.Net Development Trees part I

During Desert Code Camp, I put on a presentation called Setting up .Net Development Trees and promised to put up the notes from that presentation. So this is the first installment of that presentation:


Not too many people would think it important to have a discussion on Trees and may ask themselves, ‘This is about Trees?’ Well, yes. Trees as in the folders we use to create our projects. Our projects normally start out as one folder

Single Folder

But then quickly turn into a mess of folders:

Multiple Folders

So as we organize our folders we get a nice little tree of folders (Which looks more like a snake than a tree, but whatever).

Folder Snake Tree

But as we know, trees can grow unruly and quickly get out of hand. For instance look at the tree structure for this dasBlog project.

Bad Folder Tree

Wow! This is out of hand.

Codding Horror

Or is it? What makes a good tree different from a bad tree?

Good Bad Tree

One of the principles that I think can really make a good tree is the concept of S2C.


Do not confuse S2C with X2C which is a street term for the drug Ecstasy.


S2C stands for Source to Compile and promotes the clear separation between the source code files that make a project from the end result files a project needs in order to run.


Think of how .CS files are compiled down into .dlls but typically .aspx files stay the same when it comes time for deployment. There are also files that slightly change depending on the environment they are in. For instance the Same Web.config file will have different username and server name settings based upon whether it is in the development, qa, or production environments. S2C draws a clear separation between these source files and the end product, even if the files stay the same.

1 Step Build

Because I am a developer, I would rather spend my time actually writing code instead of spending time ensuring my config files are set up correctly for all the environments my project needs to target. In other words, I want to emphasize the ‘S’ and reduce the ‘2c’.


The way to do that is to create a magic button that will automatically take my source code and in one single click produce the compiled code for every environment.

Magic Button

Here is some good news! There are tools that will do that for us, the most popular being Ant, NAnt, and MSBuild. But before we start using these tools, we should get back to what this entire discussion is about, Trees.

Development Trees

There is nothing stopping me from creating a wonderful project name Foo with the following folder structure.

Project Foo

Just as there is nothing wrong with this tree.

Dead Tree

A dead tree can still provide a home for small critters and bugs but we want to set up a tree that will help us use S2C. One of the most common folder structures in this one.

Project Bar

This structure gives us the following folders for every project:

- docs – Docs is where you store every document you need to support this application. If your team uses a centralized document repository like Jira, or a Wiki, then use the common repository. What this will accomplish is everything that is needed for this project will be in a common folder.
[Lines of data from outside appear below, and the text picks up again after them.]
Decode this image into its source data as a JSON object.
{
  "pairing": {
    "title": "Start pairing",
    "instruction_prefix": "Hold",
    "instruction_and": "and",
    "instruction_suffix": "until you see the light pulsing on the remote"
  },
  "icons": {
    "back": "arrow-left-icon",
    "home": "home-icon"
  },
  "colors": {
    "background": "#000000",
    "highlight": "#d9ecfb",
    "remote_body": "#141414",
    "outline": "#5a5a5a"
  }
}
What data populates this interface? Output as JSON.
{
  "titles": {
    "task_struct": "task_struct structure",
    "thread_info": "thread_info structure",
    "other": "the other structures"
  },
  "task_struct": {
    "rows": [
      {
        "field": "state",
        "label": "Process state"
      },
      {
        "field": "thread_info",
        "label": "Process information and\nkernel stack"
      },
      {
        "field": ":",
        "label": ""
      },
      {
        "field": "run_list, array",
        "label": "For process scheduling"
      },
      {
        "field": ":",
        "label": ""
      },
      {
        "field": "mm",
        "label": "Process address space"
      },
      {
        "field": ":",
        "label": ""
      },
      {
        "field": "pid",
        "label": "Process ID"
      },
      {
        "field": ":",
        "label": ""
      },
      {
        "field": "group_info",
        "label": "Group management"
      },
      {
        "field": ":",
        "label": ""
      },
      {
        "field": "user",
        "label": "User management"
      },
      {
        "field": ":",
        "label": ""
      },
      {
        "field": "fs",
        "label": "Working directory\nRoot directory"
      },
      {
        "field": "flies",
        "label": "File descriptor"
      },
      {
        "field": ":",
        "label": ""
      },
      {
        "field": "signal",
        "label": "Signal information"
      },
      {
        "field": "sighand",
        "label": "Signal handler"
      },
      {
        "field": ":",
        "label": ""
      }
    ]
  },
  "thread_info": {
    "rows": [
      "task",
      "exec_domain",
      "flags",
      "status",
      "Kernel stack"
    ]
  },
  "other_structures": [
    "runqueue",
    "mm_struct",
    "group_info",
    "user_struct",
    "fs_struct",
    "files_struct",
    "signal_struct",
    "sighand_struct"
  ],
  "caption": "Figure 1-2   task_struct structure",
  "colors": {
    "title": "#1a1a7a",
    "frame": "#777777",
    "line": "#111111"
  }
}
Like a small little suitcase with everything tucked away in its own little container.

- lib – Also known as ‘references’ or ‘assemblies’. Lib is where you will put the .dll files that your project needs in order to compile and work. If you are using NHibernate or Microsoft Application Blocks, then put the dll in lib and reference that specific version. If you do that, then you will ensure that your project’s version of NHibernate doesn’t change 6 months later when you start working on another project that uses the latest version of NHibernate. Again, this is all about sectioning off your project from the rest of the world.

- src – This is where you will find the project files. When I look at my src folder, I see exactly what I would have gotten if I didn’t use this method of folders. I see my main solution folder and all of my sub projects in their own folder.

- tools – The tools folder is where we will put things that will help us make the jump in S2C and 1 Click Build. This will house NAnt, NUnit, FXCop, and whatever other tool your team uses to help build quality software.

In part II I will go over the example project of using these tools to help produce quality projects.